A Demonstration Sustainable Building: A tool for investigating environmental values
This study explores the engagement of groups from tertiary education and the community in the refurbishment of an existing log cabin structure to function as a demonstration facility for exhibiting sustainable building and living practices to the community. The research focuses on educating the public about sustainable building and living practices and, as a result, inspiring pro-environmental behaviour. The central question is why people choose to engage with the various stages of creating a sustainable building and their attitudes towards behaving sustainably. The research approach is explorative, mainly making use of qualitative methods. It is a case study of creating, monitoring, and using a sustainable building including a series of pre and post-engagement structured discussions and interviews with those involved. Thematic analysis is used to identify patterns and themes within the qualitative data, and quantitative methods are used in analysing data from surveys. This study argues for the potential of a demonstration project to change the values of people through active, systematic, and successive learning, both in the building and the visiting phases. The key findings show that people’s involvement increased as the project gained momentum. When the building was almost half finished people began to volunteer to take part in the project. The acceptance tipping point came when the project was sufficiently advanced that people could see becoming involved would produce something tangible.
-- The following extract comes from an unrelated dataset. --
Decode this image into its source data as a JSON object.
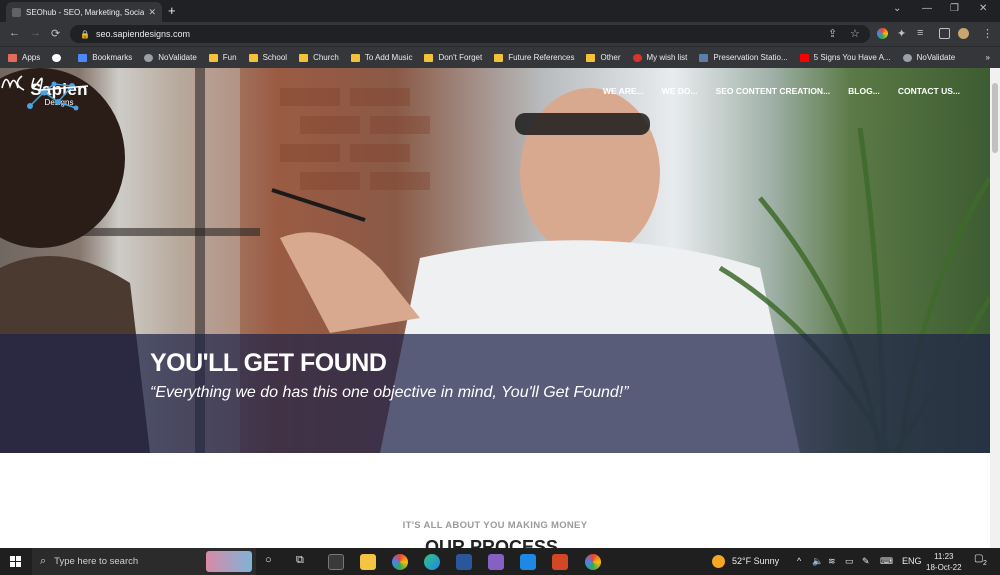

The results suggest that changing to sustainability stems from the initial involvement of a few highly motivated individuals but when there is sufficient physical reality and reduced psychological distance, more people became involved.